▸ **Work task**
Print the entries once more, unchanged.
===== Extracted entries
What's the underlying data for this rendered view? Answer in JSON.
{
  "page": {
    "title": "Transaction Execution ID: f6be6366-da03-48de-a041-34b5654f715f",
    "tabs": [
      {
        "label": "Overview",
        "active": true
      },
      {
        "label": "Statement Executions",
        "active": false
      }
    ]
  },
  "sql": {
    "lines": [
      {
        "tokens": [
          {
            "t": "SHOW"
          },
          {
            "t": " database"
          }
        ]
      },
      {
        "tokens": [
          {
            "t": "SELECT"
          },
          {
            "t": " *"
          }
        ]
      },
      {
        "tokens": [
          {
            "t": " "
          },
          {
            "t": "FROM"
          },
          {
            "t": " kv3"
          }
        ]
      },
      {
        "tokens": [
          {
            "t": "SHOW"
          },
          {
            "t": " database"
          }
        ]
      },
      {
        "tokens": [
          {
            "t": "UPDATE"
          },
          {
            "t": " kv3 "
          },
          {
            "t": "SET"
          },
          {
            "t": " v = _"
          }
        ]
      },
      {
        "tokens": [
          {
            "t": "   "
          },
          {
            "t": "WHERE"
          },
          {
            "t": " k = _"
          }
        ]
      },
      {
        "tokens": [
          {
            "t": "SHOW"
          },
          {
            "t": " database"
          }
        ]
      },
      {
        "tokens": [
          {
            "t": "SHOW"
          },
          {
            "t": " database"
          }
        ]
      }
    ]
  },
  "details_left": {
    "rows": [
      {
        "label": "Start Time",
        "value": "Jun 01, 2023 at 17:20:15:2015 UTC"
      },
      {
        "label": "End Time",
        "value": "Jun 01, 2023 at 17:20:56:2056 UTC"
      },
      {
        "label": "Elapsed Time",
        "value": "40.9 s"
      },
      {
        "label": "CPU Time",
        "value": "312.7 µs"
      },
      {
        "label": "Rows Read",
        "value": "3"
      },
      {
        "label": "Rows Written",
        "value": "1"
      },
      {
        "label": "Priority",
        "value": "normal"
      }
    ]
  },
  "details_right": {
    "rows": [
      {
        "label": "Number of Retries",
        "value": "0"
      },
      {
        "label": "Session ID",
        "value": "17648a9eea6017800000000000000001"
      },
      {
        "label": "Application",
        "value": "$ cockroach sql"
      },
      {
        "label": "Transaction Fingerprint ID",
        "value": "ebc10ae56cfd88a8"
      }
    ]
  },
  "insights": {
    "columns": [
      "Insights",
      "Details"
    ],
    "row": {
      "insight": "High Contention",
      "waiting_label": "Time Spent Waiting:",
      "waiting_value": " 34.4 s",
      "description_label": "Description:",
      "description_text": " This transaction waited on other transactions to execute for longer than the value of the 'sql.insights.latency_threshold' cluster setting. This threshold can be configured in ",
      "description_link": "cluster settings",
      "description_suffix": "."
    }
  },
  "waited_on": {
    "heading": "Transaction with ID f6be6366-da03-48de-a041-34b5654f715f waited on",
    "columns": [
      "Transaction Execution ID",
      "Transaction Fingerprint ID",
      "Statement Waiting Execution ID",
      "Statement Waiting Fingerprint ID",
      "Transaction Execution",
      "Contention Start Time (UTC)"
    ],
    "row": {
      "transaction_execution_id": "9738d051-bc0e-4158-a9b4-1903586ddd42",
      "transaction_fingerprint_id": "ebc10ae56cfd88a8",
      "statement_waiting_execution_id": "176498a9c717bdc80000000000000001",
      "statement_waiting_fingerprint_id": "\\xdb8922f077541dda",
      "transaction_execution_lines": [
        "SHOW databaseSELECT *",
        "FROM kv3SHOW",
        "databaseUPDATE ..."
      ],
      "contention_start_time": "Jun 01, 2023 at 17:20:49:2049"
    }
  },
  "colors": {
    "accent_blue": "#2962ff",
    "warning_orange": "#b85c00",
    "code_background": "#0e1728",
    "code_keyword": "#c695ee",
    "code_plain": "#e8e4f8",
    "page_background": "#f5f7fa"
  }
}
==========
▸ **Result**
What's the underlying data for this rendered view? Answer in JSON.
{
  "page": {
    "title": "Transaction Execution ID: f6be6366-da03-48de-a041-34b5654f715f",
    "tabs": [
      {
        "label": "Overview",
        "active": true
      },
      {
        "label": "Statement Executions",
        "active": false
      }
    ]
  },
  "sql": {
    "lines": [
      {
        "tokens": [
          {
            "t": "SHOW"
          },
          {
            "t": " database"
          }
        ]
      },
      {
        "tokens": [
          {
            "t": "SELECT"
          },
          {
            "t": " *"
          }
        ]
      },
      {
        "tokens": [
          {
            "t": " "
          },
          {
            "t": "FROM"
          },
          {
            "t": " kv3"
          }
        ]
      },
      {
        "tokens": [
          {
            "t": "SHOW"
          },
          {
            "t": " database"
          }
        ]
      },
      {
        "tokens": [
          {
            "t": "UPDATE"
          },
          {
            "t": " kv3 "
          },
          {
            "t": "SET"
          },
          {
            "t": " v = _"
          }
        ]
      },
      {
        "tokens": [
          {
            "t": "   "
          },
          {
            "t": "WHERE"
          },
          {
            "t": " k = _"
          }
        ]
      },
      {
        "tokens": [
          {
            "t": "SHOW"
          },
          {
            "t": " database"
          }
        ]
      },
      {
        "tokens": [
          {
            "t": "SHOW"
          },
          {
            "t": " database"
          }
        ]
      }
    ]
  },
  "details_left": {
    "rows": [
      {
        "label": "Start Time",
        "value": "Jun 01, 2023 at 17:20:15:2015 UTC"
      },
      {
        "label": "End Time",
        "value": "Jun 01, 2023 at 17:20:56:2056 UTC"
      },
      {
        "label": "Elapsed Time",
        "value": "40.9 s"
      },
      {
        "label": "CPU Time",
        "value": "312.7 µs"
      },
      {
        "label": "Rows Read",
        "value": "3"
      },
      {
        "label": "Rows Written",
        "value": "1"
      },
      {
        "label": "Priority",
        "value": "normal"
      }
    ]
  },
  "details_right": {
    "rows": [
      {
        "label": "Number of Retries",
        "value": "0"
      },
      {
        "label": "Session ID",
        "value": "17648a9eea6017800000000000000001"
      },
      {
        "label": "Application",
        "value": "$ cockroach sql"
      },
      {
        "label": "Transaction Fingerprint ID",
        "value": "ebc10ae56cfd88a8"
      }
    ]
  },
  "insights": {
    "columns": [
      "Insights",
      "Details"
    ],
    "row": {
      "insight": "High Contention",
      "waiting_label": "Time Spent Waiting:",
      "waiting_value": " 34.4 s",
      "description_label": "Description:",
      "description_text": " This transaction waited on other transactions to execute for longer than the value of the 'sql.insights.latency_threshold' cluster setting. This threshold can be configured in ",
      "description_link": "cluster settings",
      "description_suffix": "."
    }
  },
  "waited_on": {
    "heading": "Transaction with ID f6be6366-da03-48de-a041-34b5654f715f waited on",
    "columns": [
      "Transaction Execution ID",
      "Transaction Fingerprint ID",
      "Statement Waiting Execution ID",
      "Statement Waiting Fingerprint ID",
      "Transaction Execution",
      "Contention Start Time (UTC)"
    ],
    "row": {
      "transaction_execution_id": "9738d051-bc0e-4158-a9b4-1903586ddd42",
      "transaction_fingerprint_id": "ebc10ae56cfd88a8",
      "statement_waiting_execution_id": "176498a9c717bdc80000000000000001",
      "statement_waiting_fingerprint_id": "\\xdb8922f077541dda",
      "transaction_execution_lines": [
        "SHOW databaseSELECT *",
        "FROM kv3SHOW",
        "databaseUPDATE ..."
      ],
      "contention_start_time": "Jun 01, 2023 at 17:20:49:2049"
    }
  },
  "colors": {
    "accent_blue": "#2962ff",
    "warning_orange": "#b85c00",
    "code_background": "#0e1728",
    "code_keyword": "#c695ee",
    "code_plain": "#e8e4f8",
    "page_background": "#f5f7fa"
  }
}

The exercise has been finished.